You deduce that you really want to contribute to environmentalism. You will create a plan that is Specific (I will research and email local environmentalist groups and causes. I will no longer use plastic bags or plastic straws. I will volunteer for the beach cleanup conducted monthly in my town); Measurable (I will keep track of how many emails I have sent and to which I have received responses. I will count the number of plastic bags I save using each week. I will put the beach cleanup in my calendar right now.); Achievable (I am able to use the internet, groups, Meetup. I am able to reduce my use of plastic. I am able to wake up early and wear my sunscreen for the cleanup.); Realistic (Yes, I can truly do these things.); and Timely (Concern for our environment is highly relevant, so there are many efforts already in place that I can join. Reusable bags are readily available. The weather is prime for some outdoor cleanups.)

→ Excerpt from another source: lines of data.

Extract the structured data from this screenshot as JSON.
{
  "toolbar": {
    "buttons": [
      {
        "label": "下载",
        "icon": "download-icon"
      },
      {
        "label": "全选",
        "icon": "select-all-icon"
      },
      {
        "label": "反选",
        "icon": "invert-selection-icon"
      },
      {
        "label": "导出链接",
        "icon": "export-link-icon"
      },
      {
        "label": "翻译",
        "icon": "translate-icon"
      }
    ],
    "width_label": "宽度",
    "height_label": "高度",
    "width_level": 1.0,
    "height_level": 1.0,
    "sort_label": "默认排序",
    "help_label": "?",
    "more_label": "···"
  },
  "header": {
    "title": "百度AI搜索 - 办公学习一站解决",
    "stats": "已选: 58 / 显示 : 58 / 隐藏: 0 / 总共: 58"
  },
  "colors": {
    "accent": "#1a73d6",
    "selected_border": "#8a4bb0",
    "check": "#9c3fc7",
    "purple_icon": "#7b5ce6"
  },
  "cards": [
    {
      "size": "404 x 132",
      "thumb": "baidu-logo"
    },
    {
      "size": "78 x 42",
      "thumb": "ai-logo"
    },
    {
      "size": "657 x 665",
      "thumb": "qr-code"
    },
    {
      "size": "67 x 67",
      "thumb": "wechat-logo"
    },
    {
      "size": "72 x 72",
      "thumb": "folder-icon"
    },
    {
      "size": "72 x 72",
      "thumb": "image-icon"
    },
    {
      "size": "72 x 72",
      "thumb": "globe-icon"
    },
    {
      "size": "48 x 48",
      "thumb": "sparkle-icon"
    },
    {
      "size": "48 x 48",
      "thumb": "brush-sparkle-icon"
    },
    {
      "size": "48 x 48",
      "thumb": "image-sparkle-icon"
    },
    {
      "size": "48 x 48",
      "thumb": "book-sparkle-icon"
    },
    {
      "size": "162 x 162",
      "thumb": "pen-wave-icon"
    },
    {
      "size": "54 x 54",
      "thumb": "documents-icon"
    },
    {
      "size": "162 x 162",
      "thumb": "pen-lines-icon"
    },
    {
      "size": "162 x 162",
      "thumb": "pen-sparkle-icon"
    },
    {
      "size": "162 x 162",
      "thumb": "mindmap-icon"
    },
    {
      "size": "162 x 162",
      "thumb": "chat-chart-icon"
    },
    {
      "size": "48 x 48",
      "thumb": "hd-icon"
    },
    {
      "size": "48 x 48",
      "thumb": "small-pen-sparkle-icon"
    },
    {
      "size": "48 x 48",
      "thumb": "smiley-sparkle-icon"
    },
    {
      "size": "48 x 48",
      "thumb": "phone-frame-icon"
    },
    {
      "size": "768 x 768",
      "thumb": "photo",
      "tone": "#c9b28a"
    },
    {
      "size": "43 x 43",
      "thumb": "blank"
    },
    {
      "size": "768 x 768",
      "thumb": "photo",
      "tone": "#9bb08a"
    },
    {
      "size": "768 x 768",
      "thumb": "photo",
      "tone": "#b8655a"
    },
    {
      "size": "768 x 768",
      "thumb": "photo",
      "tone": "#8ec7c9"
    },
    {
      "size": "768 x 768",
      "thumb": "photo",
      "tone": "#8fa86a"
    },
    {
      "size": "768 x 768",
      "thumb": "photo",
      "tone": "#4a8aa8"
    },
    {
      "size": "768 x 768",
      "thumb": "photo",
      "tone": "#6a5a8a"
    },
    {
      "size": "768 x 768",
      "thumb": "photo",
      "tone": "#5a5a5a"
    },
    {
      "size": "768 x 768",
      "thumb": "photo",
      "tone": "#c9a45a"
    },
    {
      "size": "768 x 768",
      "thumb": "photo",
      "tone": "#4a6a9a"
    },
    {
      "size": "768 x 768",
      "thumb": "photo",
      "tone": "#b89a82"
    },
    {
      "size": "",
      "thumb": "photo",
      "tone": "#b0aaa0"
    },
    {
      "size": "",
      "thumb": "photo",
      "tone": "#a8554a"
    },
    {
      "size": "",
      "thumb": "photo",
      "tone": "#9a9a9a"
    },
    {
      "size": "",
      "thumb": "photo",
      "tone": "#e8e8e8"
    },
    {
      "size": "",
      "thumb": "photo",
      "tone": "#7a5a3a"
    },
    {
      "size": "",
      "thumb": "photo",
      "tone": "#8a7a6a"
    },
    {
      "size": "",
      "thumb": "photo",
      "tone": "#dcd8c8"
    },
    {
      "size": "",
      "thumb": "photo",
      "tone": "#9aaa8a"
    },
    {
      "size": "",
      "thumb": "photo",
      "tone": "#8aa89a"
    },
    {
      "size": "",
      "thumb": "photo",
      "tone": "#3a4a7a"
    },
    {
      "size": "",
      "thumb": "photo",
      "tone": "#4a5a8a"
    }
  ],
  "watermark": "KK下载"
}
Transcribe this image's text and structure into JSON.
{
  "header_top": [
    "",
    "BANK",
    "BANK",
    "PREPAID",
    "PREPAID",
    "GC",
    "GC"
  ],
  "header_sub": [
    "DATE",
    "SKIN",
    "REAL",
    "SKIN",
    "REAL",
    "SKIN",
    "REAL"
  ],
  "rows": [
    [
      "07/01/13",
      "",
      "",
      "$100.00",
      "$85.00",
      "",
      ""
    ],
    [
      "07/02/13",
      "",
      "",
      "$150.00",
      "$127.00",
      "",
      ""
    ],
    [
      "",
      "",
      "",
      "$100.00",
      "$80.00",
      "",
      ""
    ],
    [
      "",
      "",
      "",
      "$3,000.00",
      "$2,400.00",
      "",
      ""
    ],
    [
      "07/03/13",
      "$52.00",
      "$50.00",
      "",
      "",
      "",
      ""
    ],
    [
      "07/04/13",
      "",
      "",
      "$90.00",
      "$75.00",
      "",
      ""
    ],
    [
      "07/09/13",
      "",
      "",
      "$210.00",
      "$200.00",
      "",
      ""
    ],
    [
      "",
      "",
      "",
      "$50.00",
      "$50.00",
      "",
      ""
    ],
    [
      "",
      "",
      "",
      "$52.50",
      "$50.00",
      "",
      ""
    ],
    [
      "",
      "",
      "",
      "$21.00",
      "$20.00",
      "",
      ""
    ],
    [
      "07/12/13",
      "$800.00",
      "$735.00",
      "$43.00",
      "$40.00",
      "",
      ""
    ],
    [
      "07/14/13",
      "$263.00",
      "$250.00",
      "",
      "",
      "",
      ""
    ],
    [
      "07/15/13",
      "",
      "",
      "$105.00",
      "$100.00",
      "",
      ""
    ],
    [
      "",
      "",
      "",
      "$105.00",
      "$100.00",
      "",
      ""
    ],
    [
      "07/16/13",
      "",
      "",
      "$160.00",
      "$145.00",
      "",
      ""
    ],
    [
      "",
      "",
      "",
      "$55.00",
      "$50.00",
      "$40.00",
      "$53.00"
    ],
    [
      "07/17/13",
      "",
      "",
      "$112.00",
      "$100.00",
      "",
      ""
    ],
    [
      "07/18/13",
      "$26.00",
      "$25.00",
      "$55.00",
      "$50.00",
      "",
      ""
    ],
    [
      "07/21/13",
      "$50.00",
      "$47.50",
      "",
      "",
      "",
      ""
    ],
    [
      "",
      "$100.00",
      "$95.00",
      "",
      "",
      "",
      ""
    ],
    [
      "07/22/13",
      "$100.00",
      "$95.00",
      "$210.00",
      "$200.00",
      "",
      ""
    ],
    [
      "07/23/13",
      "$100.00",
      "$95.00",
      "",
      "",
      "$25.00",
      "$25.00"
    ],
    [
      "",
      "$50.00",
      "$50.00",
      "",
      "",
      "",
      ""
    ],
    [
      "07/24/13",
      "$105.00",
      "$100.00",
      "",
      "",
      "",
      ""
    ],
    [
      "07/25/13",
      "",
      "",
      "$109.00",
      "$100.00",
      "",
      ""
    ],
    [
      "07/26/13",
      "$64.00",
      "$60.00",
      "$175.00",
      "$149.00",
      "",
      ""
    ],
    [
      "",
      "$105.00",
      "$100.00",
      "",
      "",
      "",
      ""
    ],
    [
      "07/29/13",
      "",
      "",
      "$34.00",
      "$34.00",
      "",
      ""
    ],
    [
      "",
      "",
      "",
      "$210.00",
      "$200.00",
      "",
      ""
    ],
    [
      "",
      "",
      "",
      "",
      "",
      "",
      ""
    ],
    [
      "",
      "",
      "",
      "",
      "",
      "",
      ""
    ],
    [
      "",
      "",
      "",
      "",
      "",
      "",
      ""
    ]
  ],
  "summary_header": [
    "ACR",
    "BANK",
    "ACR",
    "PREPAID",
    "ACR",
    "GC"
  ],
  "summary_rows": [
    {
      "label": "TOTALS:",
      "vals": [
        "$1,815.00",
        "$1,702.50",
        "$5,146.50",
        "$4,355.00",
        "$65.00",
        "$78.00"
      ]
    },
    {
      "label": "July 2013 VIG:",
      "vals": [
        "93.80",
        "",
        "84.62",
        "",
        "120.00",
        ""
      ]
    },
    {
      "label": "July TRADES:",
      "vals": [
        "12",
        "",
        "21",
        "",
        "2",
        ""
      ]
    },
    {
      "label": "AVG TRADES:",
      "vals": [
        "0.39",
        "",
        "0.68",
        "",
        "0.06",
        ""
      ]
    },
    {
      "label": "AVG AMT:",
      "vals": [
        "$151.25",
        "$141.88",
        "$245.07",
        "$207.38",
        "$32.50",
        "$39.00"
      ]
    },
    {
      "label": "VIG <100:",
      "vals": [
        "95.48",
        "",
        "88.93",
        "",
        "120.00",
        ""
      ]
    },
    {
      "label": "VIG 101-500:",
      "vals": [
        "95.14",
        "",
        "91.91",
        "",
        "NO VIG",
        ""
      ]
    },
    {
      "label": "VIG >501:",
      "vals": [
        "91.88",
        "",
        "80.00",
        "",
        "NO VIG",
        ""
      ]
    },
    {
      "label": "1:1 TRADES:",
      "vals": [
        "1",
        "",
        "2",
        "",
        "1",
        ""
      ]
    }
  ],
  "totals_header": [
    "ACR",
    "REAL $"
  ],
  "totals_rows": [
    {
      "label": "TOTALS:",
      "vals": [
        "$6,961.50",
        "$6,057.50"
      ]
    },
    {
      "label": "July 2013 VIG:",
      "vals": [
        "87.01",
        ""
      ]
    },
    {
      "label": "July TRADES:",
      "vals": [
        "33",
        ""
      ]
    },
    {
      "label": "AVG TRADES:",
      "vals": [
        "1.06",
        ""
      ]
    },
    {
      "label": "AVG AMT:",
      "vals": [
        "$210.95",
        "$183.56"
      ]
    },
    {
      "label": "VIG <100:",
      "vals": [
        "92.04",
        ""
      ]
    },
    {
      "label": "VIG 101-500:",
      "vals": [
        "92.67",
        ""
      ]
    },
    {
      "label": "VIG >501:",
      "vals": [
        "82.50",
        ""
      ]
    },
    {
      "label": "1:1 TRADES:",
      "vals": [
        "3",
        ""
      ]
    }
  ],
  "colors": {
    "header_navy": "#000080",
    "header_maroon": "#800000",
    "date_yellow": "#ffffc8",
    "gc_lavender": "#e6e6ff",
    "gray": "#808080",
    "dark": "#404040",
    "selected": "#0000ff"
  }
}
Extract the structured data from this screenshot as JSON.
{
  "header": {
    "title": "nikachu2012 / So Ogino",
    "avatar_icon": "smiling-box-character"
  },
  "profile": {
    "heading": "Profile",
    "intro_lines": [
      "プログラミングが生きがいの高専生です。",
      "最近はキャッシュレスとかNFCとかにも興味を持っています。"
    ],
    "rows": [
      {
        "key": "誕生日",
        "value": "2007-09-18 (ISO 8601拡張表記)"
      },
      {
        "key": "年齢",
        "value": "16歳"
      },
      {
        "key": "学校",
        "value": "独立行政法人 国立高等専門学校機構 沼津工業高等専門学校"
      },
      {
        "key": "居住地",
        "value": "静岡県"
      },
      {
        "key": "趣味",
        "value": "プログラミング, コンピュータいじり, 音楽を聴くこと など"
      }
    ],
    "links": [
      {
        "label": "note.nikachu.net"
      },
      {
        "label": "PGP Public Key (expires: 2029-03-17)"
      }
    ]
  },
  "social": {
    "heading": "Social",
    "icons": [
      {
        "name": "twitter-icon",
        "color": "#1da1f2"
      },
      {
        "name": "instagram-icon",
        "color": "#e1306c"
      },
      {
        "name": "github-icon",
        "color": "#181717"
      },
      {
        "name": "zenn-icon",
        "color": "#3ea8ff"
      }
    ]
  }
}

- Wash, rinse…
Keep going through your primary food ideas, and see which ones fit best into the S.M.A.R.T. criteria. The great news is that you will be nourishing yourself for the rest of your life, so there is plenty of time for exploring, revising and editing, discovering, learning, and loving.
So there you have it: the ingredients that go into my homemade recipe for the best food you can’t eat, using the ingredients you can solely (I mean, soul-y) feel. Hungry yet?
Fifteen years after nutrition school, I remain well versed in this field. Not a day goes by when I don’t investigate the science and art of diet. I work diligently to help individuals achieve optimal nourishment of their bodies, toward the salient goals of health promotion, disease prevention, longevity, and quality of life.
But what I remain most compelled by is not what’s out there—it’s what’s in here. Trends in macros, celebrity influences, and beliefs about soy may come and go…but the truth of what feeds the soul is evergreen. If, on the individual and societal levels, we can supplement the proclivity toward decoding diet with conscious time spent diving deep into what feeds our souls, we just may uncover some timeless, organic nourishment.
Food for thought.